You may have heard that you can tell whether your dog has a fever by feeling his nose -- cool and wet is good, hot and dry means fever -- but it's not that simple. In fact, dog fever often goes unrecognized or undetected.
One reason it can be difficult to detect fevers in dogs is that their normal body temperature is naturally higher than in humans.
What Is a Dog Fever?
The normal body temperature for dogs is between 101 and 102.5 degrees Fahrenheit, compared to 97.6 to 99.6 degrees Fahrenheit for humans. This means your dog may feel feverish to you even when his temperature is completely normal.
The word “fever” is typically used to describe elevated body temperature caused by infection or inflammation. A temperature of more than 103 degrees is considered a dog fever.
When dogs have high temperatures that are the result of hot external temperatures or excessive exercise in humid conditions, the condition is referred to as hyperthermia or heat stroke. When temperatures reach 106 degrees Fahrenheit, serious and fatal complications can occur.
Dog Fever Symptoms
Although there are no definite signs, some symptoms that might indicate illness and fever in dogs include:
- Depressed mood
- Loss of appetite
- Nasal discharge
The only accurate way to tell if your dog has an increased body temperature is to take his rectal temperature. Experts recommend using a digital thermometer specifically designed for rectal use in dogs. Most thermometers intended for use in human ears do not work well for this purpose.
To take your dog's temperature, first coat the thermometer with a water-based lubricant, such as petroleum gel or baby oil. Next, gently insert the thermometer about one inch into your dog's anus and wait for results. Most thermometers sold for this purpose will take less than 60 seconds to register.
Causes of Dog Fever
A variety of illnesses and conditions may make your dog run a fever. These include:
- Infection. This may have any number of causes, including bacterial, fungal, and viral diseases. Infection may be anywhere in the body, such as the lungs (pneumonia), the kidneys (pyelonephritis) or the brain (encephalitis). The symptoms you see will depend on where the infection is focused and the underlying cause. Some infections, such as fungal diseases, can affect several areas of the body at the same time.
- Vaccination. A low-grade fever for 24 to 48 hours after vaccination is not uncommon and results from the interaction between the injection and the dog's immune system.
- Toxins. Consuming substances that are poisonous to dogs, including macadamia nuts and some human antidepressants, can result in increased body temperature.
There are times when the cause of dog fever cannot be readily determined; this is called "fever of unknown origin", or FUO. The most likely causes for dog fever of unknown origin are disorders of the immune system, bone marrow problems, undiagnosed infections, and cancer.
Home Care and When to Call the Vet

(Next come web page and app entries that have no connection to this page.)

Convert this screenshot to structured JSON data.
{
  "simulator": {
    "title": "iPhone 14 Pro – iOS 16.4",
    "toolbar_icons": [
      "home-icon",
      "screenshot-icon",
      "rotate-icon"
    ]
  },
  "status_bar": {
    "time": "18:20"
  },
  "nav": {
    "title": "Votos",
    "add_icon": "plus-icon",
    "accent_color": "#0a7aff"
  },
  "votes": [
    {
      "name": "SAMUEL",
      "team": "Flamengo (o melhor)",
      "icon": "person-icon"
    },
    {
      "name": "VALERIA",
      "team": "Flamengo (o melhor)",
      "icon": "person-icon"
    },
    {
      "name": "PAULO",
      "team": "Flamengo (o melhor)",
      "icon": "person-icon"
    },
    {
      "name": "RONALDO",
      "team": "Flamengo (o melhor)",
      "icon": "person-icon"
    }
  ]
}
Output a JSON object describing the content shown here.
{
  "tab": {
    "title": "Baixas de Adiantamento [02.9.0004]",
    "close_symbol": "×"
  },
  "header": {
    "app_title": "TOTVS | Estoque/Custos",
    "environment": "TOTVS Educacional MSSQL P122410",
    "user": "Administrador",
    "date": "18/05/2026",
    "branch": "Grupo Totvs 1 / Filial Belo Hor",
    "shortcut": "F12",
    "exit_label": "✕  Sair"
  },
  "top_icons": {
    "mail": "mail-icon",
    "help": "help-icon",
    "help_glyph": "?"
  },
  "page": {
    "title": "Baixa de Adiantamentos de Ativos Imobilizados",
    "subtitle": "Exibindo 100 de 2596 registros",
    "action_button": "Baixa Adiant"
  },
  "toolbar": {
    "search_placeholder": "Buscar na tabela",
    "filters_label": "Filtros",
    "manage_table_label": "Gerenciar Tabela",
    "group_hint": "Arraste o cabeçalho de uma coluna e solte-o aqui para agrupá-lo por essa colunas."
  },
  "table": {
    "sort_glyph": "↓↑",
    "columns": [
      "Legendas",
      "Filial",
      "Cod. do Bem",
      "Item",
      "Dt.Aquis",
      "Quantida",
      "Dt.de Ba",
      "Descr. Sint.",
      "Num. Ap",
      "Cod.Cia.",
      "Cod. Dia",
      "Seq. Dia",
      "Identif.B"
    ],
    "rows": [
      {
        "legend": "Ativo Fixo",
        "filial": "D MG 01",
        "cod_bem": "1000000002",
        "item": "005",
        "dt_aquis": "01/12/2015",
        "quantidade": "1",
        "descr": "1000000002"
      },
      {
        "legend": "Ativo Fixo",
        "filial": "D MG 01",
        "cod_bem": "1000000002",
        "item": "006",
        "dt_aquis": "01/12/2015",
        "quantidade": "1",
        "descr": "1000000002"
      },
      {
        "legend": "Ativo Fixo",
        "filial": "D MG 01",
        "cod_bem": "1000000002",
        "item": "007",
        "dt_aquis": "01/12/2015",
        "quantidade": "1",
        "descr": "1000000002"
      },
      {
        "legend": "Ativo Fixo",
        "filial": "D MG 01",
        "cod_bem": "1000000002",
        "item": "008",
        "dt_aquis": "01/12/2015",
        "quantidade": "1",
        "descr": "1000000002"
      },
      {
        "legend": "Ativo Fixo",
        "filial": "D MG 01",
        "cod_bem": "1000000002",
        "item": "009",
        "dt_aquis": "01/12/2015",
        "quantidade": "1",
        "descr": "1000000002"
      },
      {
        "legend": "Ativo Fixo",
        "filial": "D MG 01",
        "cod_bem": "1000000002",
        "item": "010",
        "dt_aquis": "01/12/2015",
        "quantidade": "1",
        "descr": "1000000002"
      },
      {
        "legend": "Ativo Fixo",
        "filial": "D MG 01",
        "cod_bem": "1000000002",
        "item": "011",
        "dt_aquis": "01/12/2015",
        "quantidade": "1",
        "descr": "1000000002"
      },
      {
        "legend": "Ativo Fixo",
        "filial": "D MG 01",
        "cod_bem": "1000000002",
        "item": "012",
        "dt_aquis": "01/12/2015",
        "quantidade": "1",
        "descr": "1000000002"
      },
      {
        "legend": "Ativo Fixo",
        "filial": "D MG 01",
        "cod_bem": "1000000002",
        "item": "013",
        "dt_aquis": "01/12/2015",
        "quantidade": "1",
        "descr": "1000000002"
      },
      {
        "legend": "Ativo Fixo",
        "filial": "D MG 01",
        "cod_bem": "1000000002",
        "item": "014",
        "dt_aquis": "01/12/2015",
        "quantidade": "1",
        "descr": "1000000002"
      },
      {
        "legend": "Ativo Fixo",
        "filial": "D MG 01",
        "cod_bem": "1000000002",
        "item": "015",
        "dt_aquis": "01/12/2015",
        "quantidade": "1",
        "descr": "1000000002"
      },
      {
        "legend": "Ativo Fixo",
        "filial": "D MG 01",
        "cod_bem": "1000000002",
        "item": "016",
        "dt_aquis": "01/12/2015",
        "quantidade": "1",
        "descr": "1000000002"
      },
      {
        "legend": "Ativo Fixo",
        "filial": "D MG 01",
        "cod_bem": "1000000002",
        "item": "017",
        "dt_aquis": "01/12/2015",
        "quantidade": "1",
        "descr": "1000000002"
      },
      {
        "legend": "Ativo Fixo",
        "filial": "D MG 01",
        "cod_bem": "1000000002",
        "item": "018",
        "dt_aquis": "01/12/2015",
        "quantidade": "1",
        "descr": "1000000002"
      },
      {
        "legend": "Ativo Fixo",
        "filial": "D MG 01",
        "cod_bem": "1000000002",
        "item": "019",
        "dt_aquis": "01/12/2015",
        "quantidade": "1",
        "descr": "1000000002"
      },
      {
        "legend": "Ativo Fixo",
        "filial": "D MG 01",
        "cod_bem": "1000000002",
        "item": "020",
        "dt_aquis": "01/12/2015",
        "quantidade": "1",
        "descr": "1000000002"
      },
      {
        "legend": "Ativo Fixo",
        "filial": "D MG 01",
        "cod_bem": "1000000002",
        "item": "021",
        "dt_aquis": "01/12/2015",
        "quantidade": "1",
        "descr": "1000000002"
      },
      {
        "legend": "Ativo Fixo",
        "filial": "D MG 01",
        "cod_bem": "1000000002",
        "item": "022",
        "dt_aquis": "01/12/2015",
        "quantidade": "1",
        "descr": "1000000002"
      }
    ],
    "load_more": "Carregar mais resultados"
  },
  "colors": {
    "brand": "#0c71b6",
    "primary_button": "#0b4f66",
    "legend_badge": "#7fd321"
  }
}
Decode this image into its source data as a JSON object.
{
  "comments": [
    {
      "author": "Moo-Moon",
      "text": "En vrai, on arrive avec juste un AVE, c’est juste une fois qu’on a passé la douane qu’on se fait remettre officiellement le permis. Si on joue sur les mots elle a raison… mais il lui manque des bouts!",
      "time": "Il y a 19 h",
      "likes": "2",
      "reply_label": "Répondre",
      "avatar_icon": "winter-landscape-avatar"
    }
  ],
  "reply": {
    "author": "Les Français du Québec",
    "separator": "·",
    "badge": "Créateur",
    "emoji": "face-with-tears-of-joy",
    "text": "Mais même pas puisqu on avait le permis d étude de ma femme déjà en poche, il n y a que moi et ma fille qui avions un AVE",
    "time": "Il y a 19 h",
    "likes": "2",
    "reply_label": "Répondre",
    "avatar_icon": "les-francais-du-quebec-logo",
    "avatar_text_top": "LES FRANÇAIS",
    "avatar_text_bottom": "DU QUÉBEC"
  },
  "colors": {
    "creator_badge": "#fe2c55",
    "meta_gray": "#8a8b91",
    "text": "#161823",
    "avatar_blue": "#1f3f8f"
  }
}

If your dog has a temperature greater than 103 degrees Fahrenheit, you should call your veterinarian. Dogs with high fevers above 106 degrees Fahrenheit are emergencies that must be treated promptly.
If your dog has a temperature above 105 degrees Fahrenheit, you can help bring his body temperature down by applying cool water to his fur, especially around the ears and feet. Using a fan on the damp fur will help lower the temperature. Be sure to monitor your dog's rectal temperature as you do this, and stop the cooling procedure once it reaches 103 degrees Fahrenheit.
If your dog has a fever, try to see that he drinks small amounts of water on a regular basis to stay hydrated, but don't force it. And never give your dog any human medicines intended to lower fever, such as acetaminophen or aspirin, as they can be poisonous to dogs and cause severe injury or death.
Health Solutions From Our Sponsors
Veterinary Information Network web site, Veterinarypartner.org: “Fever.”
Veterinary Information Network web site, Veterinarypartner.org: “Hyperthermia (Heat Stroke, Heat Prostration).”
Veterinary Information Network web site, Veterinarypartner.org: “Distemper.”
Veterinary Information Network web site, Veterinarypartner.org: “Canine Influenza.”
Veterinary Information Network web site, Veterinarypartner.org: “Vaccine FAQ and General Information.”
The Merck Veterinary Manual web site: “Fever of Unknown Origin.”
ASPCA web site: “Foods that are Hazardous to Dogs.”
ASPCA Professional web site: “Antidepressant drug overdoses in dogs.”